Assignment.
Nothing but the lines from the one containing "Output a JSON" through the end of the entries should be set down, each exactly as written.

==== Data shown

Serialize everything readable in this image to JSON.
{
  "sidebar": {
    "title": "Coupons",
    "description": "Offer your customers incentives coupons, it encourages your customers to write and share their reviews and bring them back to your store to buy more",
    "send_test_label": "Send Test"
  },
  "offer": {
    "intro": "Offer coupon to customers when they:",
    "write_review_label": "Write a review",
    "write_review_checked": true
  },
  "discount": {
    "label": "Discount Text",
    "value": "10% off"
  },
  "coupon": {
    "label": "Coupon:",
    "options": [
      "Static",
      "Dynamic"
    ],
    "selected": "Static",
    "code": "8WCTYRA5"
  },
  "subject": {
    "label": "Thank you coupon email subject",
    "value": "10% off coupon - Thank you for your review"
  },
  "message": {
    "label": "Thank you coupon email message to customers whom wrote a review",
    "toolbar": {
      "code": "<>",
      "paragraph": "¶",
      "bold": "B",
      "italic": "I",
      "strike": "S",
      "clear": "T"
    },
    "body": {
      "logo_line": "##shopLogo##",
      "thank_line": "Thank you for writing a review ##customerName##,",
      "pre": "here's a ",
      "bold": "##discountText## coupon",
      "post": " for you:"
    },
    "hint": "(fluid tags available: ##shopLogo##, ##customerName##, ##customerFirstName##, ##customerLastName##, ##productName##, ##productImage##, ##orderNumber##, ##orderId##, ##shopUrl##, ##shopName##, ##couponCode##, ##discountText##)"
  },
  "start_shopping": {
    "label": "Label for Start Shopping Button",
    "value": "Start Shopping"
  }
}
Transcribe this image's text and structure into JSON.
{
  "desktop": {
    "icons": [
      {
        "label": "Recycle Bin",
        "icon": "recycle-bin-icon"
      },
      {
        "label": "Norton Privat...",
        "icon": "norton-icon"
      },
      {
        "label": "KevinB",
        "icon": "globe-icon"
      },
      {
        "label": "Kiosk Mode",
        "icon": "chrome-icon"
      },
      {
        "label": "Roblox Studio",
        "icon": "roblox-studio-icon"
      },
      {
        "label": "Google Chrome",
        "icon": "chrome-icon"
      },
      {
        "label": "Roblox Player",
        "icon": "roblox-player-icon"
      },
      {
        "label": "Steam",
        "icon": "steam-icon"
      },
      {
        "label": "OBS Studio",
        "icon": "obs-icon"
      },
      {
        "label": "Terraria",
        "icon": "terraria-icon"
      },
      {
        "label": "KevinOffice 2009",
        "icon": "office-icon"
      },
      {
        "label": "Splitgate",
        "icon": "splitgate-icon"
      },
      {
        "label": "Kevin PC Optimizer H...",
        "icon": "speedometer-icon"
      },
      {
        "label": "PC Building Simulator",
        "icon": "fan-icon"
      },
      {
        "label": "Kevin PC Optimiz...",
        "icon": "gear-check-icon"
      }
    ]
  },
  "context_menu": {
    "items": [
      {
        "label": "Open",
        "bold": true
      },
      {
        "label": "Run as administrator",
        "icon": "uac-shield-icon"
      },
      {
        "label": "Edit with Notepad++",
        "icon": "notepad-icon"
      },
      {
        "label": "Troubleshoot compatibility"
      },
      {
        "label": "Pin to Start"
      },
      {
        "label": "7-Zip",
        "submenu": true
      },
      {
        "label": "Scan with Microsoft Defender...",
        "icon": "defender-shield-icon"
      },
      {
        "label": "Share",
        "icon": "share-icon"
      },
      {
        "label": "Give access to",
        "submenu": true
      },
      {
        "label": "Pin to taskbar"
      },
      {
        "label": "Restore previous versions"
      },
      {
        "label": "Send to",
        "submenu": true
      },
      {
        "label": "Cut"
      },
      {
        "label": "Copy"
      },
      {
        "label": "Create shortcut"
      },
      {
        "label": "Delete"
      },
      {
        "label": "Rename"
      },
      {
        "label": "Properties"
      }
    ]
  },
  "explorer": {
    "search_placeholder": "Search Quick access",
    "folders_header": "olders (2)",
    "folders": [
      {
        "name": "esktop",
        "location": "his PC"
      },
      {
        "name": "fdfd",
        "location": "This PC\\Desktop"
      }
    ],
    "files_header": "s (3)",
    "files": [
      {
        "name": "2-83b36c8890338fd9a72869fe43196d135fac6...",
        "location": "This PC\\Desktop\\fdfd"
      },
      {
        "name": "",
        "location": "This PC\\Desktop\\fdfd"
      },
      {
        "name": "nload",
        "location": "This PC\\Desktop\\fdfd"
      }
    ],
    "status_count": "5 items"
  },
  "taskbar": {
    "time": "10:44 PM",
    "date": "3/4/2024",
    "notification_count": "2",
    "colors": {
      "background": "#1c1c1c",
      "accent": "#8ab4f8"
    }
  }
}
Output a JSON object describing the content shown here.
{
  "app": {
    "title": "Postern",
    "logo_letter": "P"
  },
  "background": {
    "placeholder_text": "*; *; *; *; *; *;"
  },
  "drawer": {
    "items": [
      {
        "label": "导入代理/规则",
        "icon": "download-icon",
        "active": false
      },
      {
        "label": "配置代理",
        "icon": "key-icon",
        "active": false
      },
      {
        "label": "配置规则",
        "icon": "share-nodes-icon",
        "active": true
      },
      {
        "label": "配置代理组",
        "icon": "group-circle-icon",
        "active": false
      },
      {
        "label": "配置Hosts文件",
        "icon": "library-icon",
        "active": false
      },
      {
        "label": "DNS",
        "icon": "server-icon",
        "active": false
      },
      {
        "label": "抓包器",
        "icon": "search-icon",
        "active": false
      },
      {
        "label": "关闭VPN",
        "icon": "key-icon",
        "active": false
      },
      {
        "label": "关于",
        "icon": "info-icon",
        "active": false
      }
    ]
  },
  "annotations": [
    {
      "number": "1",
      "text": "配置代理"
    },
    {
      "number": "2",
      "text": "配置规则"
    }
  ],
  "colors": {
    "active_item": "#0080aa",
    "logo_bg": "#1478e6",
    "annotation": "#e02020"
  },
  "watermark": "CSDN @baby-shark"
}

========

Output of the task.
Output a JSON object describing the content shown here.
{
  "app": {
    "title": "Postern",
    "logo_letter": "P"
  },
  "background": {
    "placeholder_text": "*; *; *; *; *; *;"
  },
  "drawer": {
    "items": [
      {
        "label": "导入代理/规则",
        "icon": "download-icon",
        "active": false
      },
      {
        "label": "配置代理",
        "icon": "key-icon",
        "active": false
      },
      {
        "label": "配置规则",
        "icon": "share-nodes-icon",
        "active": true
      },
      {
        "label": "配置代理组",
        "icon": "group-circle-icon",
        "active": false
      },
      {
        "label": "配置Hosts文件",
        "icon": "library-icon",
        "active": false
      },
      {
        "label": "DNS",
        "icon": "server-icon",
        "active": false
      },
      {
        "label": "抓包器",
        "icon": "search-icon",
        "active": false
      },
      {
        "label": "关闭VPN",
        "icon": "key-icon",
        "active": false
      },
      {
        "label": "关于",
        "icon": "info-icon",
        "active": false
      }
    ]
  },
  "annotations": [
    {
      "number": "1",
      "text": "配置代理"
    },
    {
      "number": "2",
      "text": "配置规则"
    }
  ],
  "colors": {
    "active_item": "#0080aa",
    "logo_bg": "#1478e6",
    "annotation": "#e02020"
  },
  "watermark": "CSDN @baby-shark"
}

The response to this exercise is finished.